A new study published in Science presents evidence that perhaps some of the apparently extravagant ideas about vitamin C were not completely off base. The study in question examined human colorectal cancers containing specific genetic mutations that are found in up to half of these cancers. These cells ended up drawing in so much vitamin C that it caused their death.
The researchers used a cell culture and subsequent experiments in mice to explore the effects of high doses of vitamin C on cancer cells. The initial data came from an application of vitamin C and metabolized versions of vitamin C to a cell culture that included both mutated cancer cells and wild type control cells. The cancerous cells carried two mutations (in KRAS and BRAF) that are commonly found in colorectal cancers.

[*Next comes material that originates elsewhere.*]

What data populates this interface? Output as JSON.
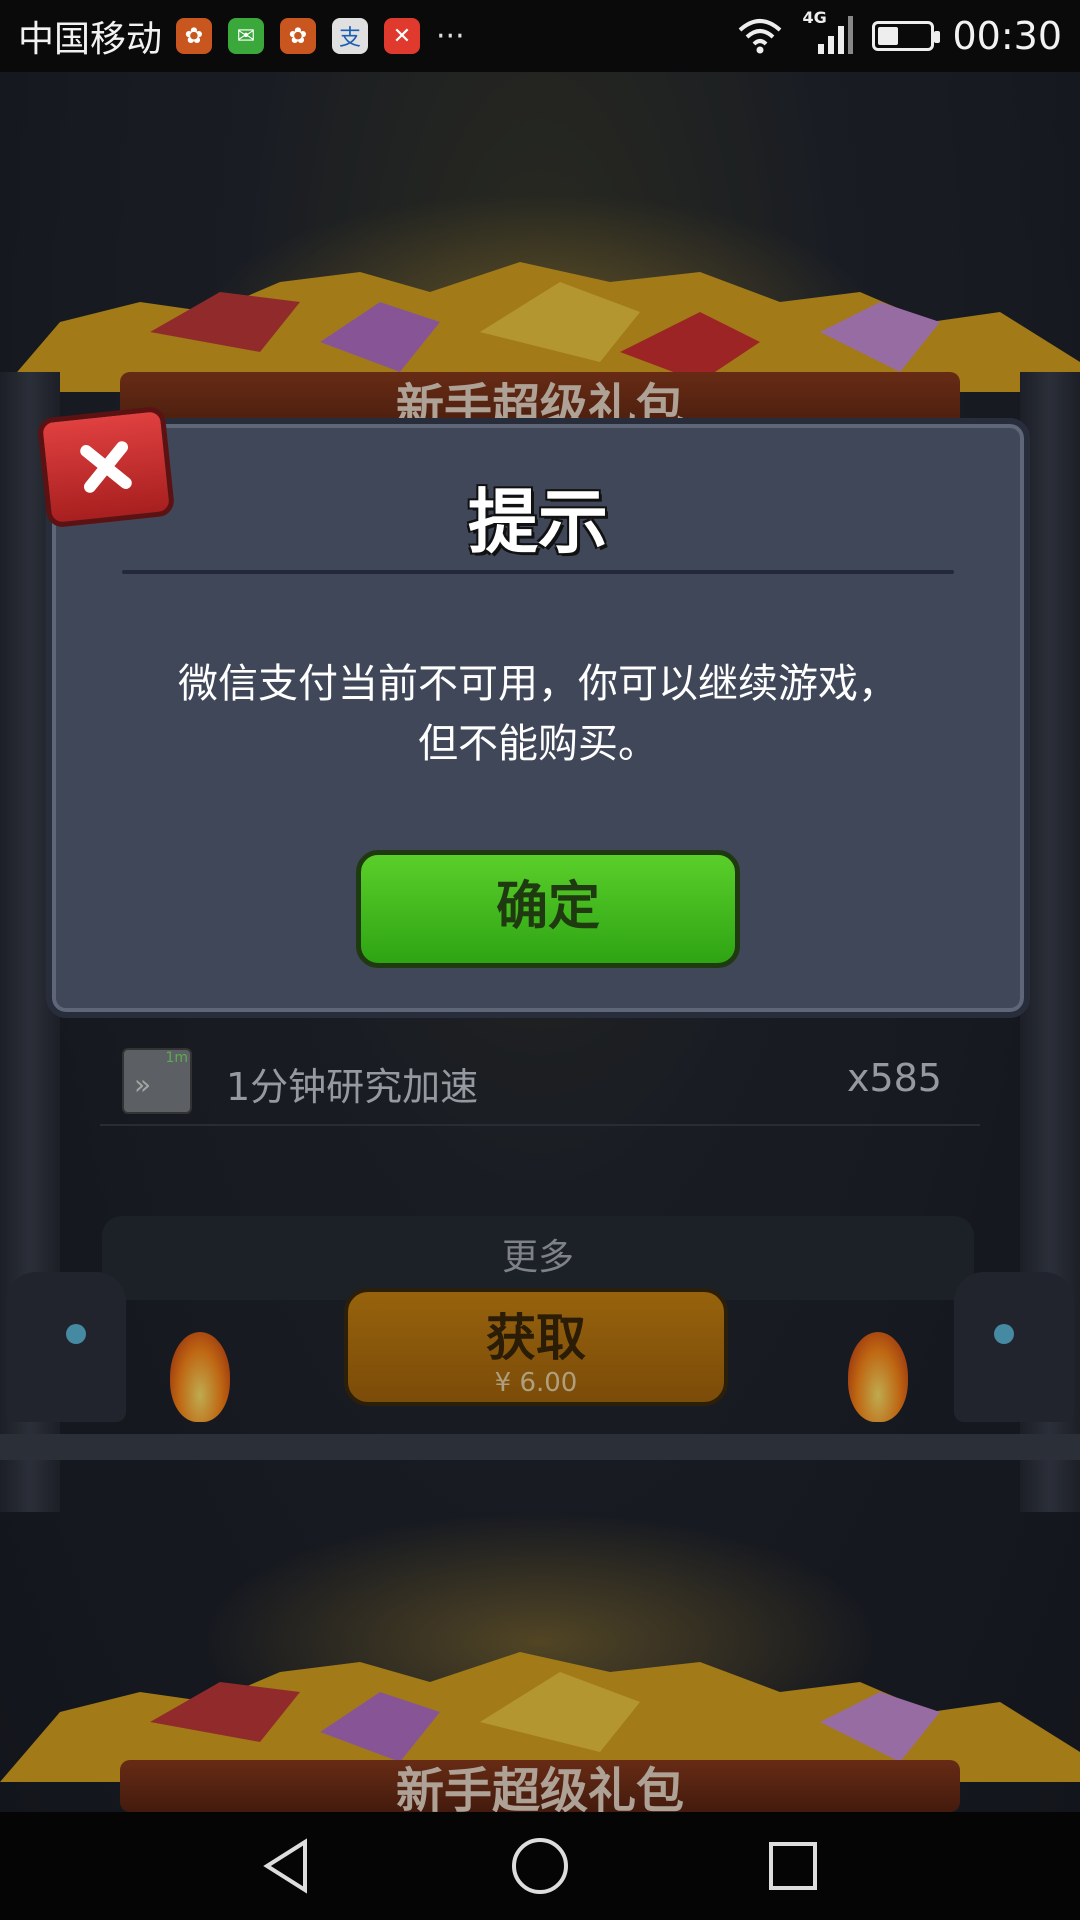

Their results indicated that the colorectal cancer cells were more likely to absorb the vitamin C metabolite than the cells without those mutations. This is due to an up regulation of the protein that pulls vitamin C and its metabolites into cells. These cells imported so much of these chemicals that they experienced cell death.
The researchers then grafted tumors with these mutations into mice to see if these results would hold within an animal. They again found that the vitamin C was selectively toxic to the tumors containing KRAS mutations, effectively killing these cells.
Further examination of the effects of vitamin C revealed that it reduced the availability of intracellular energy units known as ATP, causing a critical lack of energy in these cells.
This study’s most important finding is its identification of the cellular pathway involved in cancer killing. The researchers found that the therapeutically active chemical is the vitamin C metabolite dehydroascorbate. It caused increased vitamin C uptake through the upregulation of GLUT1 transporters in mutated cells, but this didn’t take place in normal cells.
Use of vitamin C as a cancer therapy has been controversial. Early studies showed it to have some utility in treating cancer, whereas others indicated it had little effect.
The most famous advocate of vitamin C as a cancer treatment was Linus Pauling, a scientist and activist who received Nobel Prizes in Chemistry and Peace. His later years were marked by an obsession with using high doses of vitamin C as a panacea to treat everything from cancer to the common cold, even though the evidence supporting this was patchy at best. This largely earned him contempt from the scientific community.
This research, as well as other emerging research on the potential therapeutic uses of high-dose vitamin C to treat cancer, has the potential to vindicate this part of Pauling’s legacy—rather than a brilliant scientist who became a heretic later in life, he may simply have been a scientist with an idea that wasn’t yet supported by the available evidence.